If you said the Kyoto Protocol – you’d be wrong. Because it’s a trick question.
Although the Kyoto Protocol is indeed the treaty developed to address the issue of arresting global warming and the climate perturbations that will be spawned by such a growing planetary fever, this treaty has yet to actually accomplish much in terms of putting a brake on warming. Indeed, it hasn’t even gotten the United States to sign on yet, and discussions among active parties to the treaty have been languishing.
The only treaty to have had a big impact on climate is the 20 year old Montreal Protocol, a treaty to which the United States is a signatory. This fabulously successful treaty has fostered a dramatic reduction in the production and use of chemicals that pose a threat to stratospheric ozone. It targets a range of chemicals, mainly chlorofluorocarbons. The best known of these chemicals is Freon, which chills major appliances, from refrigerators to air conditioners.
Most ozone-damaging agents have another nasty property. They serve as very potent greenhouse gases, chemicals that like carbon dioxide, contribute to helping trap solar energy at or near Earth’s surface. This means that chlorofluorocarbons are boffo global warmers. A side benefit of the Montreal Protocol, then, has been its effects on
moderating the planet’s growing fever.
Provisions of the Kyoto Protocol ask that signatory nations collectively reduce their releases of CO2 by some 5 billion tons, notes Durwood Zaelke. He’s director of the secretariat of the International Network for Environmental Compliance and Enforcement.
Actions taken under the Montreal Protocol, by contrast – which is adhered to by 191 nations – have cut emissions of ozone-destroying chemicals by amounts that have the greenhouse-warming equivalence of 135 billion tons of CO2, he observes. These measures have had that impact because some of the regulated ozone-damaging chemicals are literally thousands of times more effective at global warming than CO2 is. Zaelke cites published data from climate analysts indicating that the Montreal Protocol’s ozone-protection measures have delayed the repercussions of global warming by 12 years.
For all that the ozone-protection treaty has done for Earth’s climate, clearly it has not been nearly enough because our oceans and atmosphere continue to warm. But representatives of island nations, which are at special risk of being submerged by rising sea levels associated with global warming, have been big proponents of strengthening the Montreal Protocol. Zaelke, who has been working with them, reports they made huge headways last fall and offered a proposal last Thursday to do even more.

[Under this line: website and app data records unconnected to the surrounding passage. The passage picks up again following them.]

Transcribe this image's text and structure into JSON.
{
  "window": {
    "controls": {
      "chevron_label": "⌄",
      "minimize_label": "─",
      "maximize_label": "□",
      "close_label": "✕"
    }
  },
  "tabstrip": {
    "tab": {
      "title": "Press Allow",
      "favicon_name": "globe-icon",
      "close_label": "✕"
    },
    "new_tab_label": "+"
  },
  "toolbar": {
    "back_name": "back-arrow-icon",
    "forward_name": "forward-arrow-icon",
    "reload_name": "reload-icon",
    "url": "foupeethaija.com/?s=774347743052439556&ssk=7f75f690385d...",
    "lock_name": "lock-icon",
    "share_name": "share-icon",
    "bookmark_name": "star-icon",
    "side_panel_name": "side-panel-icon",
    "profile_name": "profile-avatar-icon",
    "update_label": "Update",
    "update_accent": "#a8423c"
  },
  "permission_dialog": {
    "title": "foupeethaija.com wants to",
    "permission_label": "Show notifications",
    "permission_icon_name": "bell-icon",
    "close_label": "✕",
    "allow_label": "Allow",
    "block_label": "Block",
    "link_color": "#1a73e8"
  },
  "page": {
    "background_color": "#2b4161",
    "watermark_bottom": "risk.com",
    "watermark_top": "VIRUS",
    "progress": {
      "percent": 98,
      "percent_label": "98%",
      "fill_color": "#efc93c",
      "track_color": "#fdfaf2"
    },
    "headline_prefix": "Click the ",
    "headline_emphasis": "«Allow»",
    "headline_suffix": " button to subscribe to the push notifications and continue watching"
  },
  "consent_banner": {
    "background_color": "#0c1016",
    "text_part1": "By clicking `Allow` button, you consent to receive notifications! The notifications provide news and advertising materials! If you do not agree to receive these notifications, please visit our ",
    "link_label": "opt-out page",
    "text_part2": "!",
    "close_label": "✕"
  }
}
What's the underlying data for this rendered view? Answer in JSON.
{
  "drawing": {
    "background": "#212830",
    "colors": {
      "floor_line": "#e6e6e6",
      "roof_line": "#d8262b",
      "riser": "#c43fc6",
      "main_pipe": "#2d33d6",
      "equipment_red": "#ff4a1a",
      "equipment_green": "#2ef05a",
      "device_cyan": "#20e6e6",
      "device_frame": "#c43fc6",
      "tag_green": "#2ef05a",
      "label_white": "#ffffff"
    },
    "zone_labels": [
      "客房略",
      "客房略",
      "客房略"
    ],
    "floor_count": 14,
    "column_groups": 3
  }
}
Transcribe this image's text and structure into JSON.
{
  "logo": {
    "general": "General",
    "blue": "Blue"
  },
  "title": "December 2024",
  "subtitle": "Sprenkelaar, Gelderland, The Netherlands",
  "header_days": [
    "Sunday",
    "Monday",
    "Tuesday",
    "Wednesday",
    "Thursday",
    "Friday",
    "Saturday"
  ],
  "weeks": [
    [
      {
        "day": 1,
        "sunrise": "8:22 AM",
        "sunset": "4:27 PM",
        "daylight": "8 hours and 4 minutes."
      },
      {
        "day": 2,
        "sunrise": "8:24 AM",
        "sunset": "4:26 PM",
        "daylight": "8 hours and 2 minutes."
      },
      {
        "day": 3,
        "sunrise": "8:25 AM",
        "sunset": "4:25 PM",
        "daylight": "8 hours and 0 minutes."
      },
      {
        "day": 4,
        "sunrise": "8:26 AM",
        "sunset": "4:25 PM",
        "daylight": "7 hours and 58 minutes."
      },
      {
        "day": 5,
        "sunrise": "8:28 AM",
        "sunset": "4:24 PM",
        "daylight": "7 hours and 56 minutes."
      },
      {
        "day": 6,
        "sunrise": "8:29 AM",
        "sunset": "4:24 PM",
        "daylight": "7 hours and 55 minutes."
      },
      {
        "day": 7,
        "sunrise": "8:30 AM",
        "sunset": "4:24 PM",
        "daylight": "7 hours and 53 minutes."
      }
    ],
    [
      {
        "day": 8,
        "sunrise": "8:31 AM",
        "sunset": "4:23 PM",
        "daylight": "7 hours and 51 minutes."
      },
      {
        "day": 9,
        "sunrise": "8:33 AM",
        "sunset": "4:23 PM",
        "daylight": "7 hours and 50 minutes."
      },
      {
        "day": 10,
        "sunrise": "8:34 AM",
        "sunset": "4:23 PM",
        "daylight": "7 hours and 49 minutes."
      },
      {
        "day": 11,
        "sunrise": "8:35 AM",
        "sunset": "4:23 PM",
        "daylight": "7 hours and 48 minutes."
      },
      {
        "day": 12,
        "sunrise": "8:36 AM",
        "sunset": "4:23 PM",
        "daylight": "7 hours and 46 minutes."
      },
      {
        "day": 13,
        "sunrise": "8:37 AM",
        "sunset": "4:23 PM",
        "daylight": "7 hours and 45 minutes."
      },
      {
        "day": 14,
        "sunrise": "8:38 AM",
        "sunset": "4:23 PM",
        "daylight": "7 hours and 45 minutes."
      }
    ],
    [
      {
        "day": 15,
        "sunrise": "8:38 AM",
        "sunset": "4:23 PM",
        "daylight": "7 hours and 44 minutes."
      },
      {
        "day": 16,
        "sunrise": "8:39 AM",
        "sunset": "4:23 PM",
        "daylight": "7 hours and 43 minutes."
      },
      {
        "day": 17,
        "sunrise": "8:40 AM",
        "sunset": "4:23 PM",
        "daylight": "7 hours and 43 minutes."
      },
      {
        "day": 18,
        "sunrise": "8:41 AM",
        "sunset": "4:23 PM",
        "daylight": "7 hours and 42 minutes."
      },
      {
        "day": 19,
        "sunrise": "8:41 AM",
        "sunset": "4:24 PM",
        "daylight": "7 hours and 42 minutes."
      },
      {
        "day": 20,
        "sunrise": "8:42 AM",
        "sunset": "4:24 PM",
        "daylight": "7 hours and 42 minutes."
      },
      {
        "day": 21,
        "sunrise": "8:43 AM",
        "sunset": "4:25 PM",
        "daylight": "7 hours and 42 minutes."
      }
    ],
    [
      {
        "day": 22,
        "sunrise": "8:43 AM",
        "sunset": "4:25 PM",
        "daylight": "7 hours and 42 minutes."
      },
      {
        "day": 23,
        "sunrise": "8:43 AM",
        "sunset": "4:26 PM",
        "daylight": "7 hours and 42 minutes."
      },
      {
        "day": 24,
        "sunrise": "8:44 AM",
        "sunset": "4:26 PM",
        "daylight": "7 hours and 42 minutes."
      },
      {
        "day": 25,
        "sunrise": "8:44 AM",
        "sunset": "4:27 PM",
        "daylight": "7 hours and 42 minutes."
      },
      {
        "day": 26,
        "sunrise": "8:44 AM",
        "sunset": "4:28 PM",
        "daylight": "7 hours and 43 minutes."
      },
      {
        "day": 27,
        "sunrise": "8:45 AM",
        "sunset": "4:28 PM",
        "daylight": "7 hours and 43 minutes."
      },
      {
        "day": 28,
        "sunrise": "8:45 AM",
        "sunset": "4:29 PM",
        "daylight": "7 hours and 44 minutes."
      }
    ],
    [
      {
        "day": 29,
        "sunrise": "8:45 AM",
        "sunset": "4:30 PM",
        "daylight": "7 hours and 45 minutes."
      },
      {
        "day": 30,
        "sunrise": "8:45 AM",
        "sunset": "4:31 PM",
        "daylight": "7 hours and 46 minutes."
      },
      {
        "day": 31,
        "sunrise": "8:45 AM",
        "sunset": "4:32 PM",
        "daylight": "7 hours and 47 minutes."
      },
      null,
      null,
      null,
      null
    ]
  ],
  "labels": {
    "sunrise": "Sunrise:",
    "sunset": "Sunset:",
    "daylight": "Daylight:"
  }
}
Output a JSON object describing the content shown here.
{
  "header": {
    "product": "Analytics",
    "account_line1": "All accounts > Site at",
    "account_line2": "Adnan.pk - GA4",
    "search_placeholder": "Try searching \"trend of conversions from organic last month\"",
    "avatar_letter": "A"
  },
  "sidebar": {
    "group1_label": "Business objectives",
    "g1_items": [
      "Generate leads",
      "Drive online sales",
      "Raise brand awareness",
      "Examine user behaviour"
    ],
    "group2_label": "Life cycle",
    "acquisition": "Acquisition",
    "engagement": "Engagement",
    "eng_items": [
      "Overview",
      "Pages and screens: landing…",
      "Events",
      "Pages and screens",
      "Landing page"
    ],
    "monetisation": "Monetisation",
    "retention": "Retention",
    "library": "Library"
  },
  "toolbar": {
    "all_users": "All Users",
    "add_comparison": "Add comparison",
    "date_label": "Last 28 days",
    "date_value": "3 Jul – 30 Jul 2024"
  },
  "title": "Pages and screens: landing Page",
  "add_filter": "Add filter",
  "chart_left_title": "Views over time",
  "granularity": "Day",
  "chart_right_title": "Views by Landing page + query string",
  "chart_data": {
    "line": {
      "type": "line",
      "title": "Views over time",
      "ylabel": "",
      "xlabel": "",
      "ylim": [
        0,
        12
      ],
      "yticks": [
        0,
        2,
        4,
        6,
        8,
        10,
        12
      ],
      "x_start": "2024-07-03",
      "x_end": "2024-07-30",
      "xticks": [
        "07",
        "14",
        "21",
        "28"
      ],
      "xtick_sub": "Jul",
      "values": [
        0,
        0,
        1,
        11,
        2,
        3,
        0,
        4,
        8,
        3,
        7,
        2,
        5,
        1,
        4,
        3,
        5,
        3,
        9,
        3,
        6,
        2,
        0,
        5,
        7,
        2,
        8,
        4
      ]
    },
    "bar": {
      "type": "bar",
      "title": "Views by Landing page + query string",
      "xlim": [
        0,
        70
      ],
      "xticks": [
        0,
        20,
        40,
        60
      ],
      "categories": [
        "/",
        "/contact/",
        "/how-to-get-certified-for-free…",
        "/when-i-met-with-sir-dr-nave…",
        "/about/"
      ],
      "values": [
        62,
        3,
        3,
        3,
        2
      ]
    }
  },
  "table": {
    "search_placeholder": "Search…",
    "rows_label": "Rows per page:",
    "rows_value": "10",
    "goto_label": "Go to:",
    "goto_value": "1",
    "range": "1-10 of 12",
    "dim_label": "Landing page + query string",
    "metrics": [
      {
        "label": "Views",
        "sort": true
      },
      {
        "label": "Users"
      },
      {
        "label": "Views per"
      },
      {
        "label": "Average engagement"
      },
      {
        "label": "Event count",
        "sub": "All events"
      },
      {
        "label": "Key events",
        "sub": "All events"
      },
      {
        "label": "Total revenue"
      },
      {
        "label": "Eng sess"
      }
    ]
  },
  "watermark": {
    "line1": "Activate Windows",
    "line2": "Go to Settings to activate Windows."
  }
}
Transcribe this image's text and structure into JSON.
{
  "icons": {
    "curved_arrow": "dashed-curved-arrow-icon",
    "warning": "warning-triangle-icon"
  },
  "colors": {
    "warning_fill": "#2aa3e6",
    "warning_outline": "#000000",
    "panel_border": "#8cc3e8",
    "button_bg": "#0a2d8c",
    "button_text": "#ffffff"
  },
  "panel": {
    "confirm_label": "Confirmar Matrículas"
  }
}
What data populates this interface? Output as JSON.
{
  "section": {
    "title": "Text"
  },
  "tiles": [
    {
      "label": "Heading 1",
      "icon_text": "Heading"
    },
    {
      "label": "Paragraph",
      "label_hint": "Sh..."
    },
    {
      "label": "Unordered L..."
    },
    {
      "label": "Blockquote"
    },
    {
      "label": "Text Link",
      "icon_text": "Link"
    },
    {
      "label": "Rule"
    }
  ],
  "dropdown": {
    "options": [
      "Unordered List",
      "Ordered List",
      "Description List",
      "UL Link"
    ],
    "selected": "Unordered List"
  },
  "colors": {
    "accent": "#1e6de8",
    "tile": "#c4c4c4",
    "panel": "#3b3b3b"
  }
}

Most of these new measures would affect appliances that serve as reservoirs of CFCs.
How cool. More on this tomorrow.
Velders, G.J.M., et al. 2007. The Importance of the Montreal Protocol in Protecting Climate. Proceedings of the National Academy of Sciences. 104(March 20):4814. doi:10.1073/pnas.0610328104 [Go to]